**Task description**
Please give every entry again, exactly as it reads.

Data records for software interfaces:
◇ ◇ ◇ ◇ ◇ ◇ ◇

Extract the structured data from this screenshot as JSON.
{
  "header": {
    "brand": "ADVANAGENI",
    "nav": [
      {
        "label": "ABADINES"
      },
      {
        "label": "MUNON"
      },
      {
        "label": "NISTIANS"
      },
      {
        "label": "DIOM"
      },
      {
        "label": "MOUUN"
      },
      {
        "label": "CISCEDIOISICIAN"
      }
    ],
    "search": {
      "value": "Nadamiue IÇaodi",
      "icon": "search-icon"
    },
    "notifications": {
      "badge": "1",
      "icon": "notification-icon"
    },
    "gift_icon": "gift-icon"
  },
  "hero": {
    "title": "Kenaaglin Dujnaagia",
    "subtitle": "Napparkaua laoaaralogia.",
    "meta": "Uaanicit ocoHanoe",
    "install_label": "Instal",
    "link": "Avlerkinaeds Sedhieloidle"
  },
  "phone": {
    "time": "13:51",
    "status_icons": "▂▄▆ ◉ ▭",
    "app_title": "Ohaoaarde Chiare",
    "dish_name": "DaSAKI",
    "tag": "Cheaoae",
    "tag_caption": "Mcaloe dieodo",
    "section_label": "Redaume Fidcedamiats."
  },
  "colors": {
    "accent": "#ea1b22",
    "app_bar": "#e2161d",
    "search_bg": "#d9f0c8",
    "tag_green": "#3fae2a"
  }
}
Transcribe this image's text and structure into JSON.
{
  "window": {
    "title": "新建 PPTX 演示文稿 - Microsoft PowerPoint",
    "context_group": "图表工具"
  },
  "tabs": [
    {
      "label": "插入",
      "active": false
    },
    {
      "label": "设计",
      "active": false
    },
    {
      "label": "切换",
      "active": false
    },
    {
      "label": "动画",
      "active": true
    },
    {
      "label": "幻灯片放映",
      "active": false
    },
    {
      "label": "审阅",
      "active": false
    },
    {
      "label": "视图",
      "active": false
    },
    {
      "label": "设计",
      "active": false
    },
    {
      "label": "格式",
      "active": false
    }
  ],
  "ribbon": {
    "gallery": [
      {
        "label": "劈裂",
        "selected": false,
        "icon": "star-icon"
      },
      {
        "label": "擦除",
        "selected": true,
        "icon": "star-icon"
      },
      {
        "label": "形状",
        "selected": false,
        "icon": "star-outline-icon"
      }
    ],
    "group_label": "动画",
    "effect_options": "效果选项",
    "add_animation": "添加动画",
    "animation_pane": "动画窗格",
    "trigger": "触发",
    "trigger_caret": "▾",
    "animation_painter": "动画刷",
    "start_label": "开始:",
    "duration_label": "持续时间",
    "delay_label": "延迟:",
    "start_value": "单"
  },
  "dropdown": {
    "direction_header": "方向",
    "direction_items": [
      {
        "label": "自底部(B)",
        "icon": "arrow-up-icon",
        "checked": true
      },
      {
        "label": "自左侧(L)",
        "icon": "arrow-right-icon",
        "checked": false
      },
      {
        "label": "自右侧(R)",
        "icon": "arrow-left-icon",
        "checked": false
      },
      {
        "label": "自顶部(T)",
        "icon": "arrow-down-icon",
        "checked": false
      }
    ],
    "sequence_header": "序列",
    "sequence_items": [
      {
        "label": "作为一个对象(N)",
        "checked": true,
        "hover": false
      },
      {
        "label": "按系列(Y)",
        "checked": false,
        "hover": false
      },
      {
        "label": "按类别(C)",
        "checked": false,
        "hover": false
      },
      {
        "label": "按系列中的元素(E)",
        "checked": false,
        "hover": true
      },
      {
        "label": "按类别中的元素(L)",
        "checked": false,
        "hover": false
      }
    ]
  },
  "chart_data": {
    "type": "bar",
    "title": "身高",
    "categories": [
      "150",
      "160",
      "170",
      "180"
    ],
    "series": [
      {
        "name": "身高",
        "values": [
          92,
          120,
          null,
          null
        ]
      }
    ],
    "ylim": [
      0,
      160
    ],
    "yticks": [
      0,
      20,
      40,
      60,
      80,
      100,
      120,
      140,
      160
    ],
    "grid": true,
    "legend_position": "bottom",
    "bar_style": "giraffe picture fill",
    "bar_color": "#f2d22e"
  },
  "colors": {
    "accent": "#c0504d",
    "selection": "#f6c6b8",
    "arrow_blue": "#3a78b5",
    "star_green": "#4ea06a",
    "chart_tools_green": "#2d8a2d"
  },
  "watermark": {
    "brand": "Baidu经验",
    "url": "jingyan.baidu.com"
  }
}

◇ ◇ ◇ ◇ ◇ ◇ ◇

**Solution to this exercise**
Extract the structured data from this screenshot as JSON.
{
  "header": {
    "brand": "ADVANAGENI",
    "nav": [
      {
        "label": "ABADINES"
      },
      {
        "label": "MUNON"
      },
      {
        "label": "NISTIANS"
      },
      {
        "label": "DIOM"
      },
      {
        "label": "MOUUN"
      },
      {
        "label": "CISCEDIOISICIAN"
      }
    ],
    "search": {
      "value": "Nadamiue IÇaodi",
      "icon": "search-icon"
    },
    "notifications": {
      "badge": "1",
      "icon": "notification-icon"
    },
    "gift_icon": "gift-icon"
  },
  "hero": {
    "title": "Kenaaglin Dujnaagia",
    "subtitle": "Napparkaua laoaaralogia.",
    "meta": "Uaanicit ocoHanoe",
    "install_label": "Instal",
    "link": "Avlerkinaeds Sedhieloidle"
  },
  "phone": {
    "time": "13:51",
    "status_icons": "▂▄▆ ◉ ▭",
    "app_title": "Ohaoaarde Chiare",
    "dish_name": "DaSAKI",
    "tag": "Cheaoae",
    "tag_caption": "Mcaloe dieodo",
    "section_label": "Redaume Fidcedamiats."
  },
  "colors": {
    "accent": "#ea1b22",
    "app_bar": "#e2161d",
    "search_bg": "#d9f0c8",
    "tag_green": "#3fae2a"
  }
}
Transcribe this image's text and structure into JSON.
{
  "window": {
    "title": "新建 PPTX 演示文稿 - Microsoft PowerPoint",
    "context_group": "图表工具"
  },
  "tabs": [
    {
      "label": "插入",
      "active": false
    },
    {
      "label": "设计",
      "active": false
    },
    {
      "label": "切换",
      "active": false
    },
    {
      "label": "动画",
      "active": true
    },
    {
      "label": "幻灯片放映",
      "active": false
    },
    {
      "label": "审阅",
      "active": false
    },
    {
      "label": "视图",
      "active": false
    },
    {
      "label": "设计",
      "active": false
    },
    {
      "label": "格式",
      "active": false
    }
  ],
  "ribbon": {
    "gallery": [
      {
        "label": "劈裂",
        "selected": false,
        "icon": "star-icon"
      },
      {
        "label": "擦除",
        "selected": true,
        "icon": "star-icon"
      },
      {
        "label": "形状",
        "selected": false,
        "icon": "star-outline-icon"
      }
    ],
    "group_label": "动画",
    "effect_options": "效果选项",
    "add_animation": "添加动画",
    "animation_pane": "动画窗格",
    "trigger": "触发",
    "trigger_caret": "▾",
    "animation_painter": "动画刷",
    "start_label": "开始:",
    "duration_label": "持续时间",
    "delay_label": "延迟:",
    "start_value": "单"
  },
  "dropdown": {
    "direction_header": "方向",
    "direction_items": [
      {
        "label": "自底部(B)",
        "icon": "arrow-up-icon",
        "checked": true
      },
      {
        "label": "自左侧(L)",
        "icon": "arrow-right-icon",
        "checked": false
      },
      {
        "label": "自右侧(R)",
        "icon": "arrow-left-icon",
        "checked": false
      },
      {
        "label": "自顶部(T)",
        "icon": "arrow-down-icon",
        "checked": false
      }
    ],
    "sequence_header": "序列",
    "sequence_items": [
      {
        "label": "作为一个对象(N)",
        "checked": true,
        "hover": false
      },
      {
        "label": "按系列(Y)",
        "checked": false,
        "hover": false
      },
      {
        "label": "按类别(C)",
        "checked": false,
        "hover": false
      },
      {
        "label": "按系列中的元素(E)",
        "checked": false,
        "hover": true
      },
      {
        "label": "按类别中的元素(L)",
        "checked": false,
        "hover": false
      }
    ]
  },
  "chart_data": {
    "type": "bar",
    "title": "身高",
    "categories": [
      "150",
      "160",
      "170",
      "180"
    ],
    "series": [
      {
        "name": "身高",
        "values": [
          92,
          120,
          null,
          null
        ]
      }
    ],
    "ylim": [
      0,
      160
    ],
    "yticks": [
      0,
      20,
      40,
      60,
      80,
      100,
      120,
      140,
      160
    ],
    "grid": true,
    "legend_position": "bottom",
    "bar_style": "giraffe picture fill",
    "bar_color": "#f2d22e"
  },
  "colors": {
    "accent": "#c0504d",
    "selection": "#f6c6b8",
    "arrow_blue": "#3a78b5",
    "star_green": "#4ea06a",
    "chart_tools_green": "#2d8a2d"
  },
  "watermark": {
    "brand": "Baidu经验",
    "url": "jingyan.baidu.com"
  }
}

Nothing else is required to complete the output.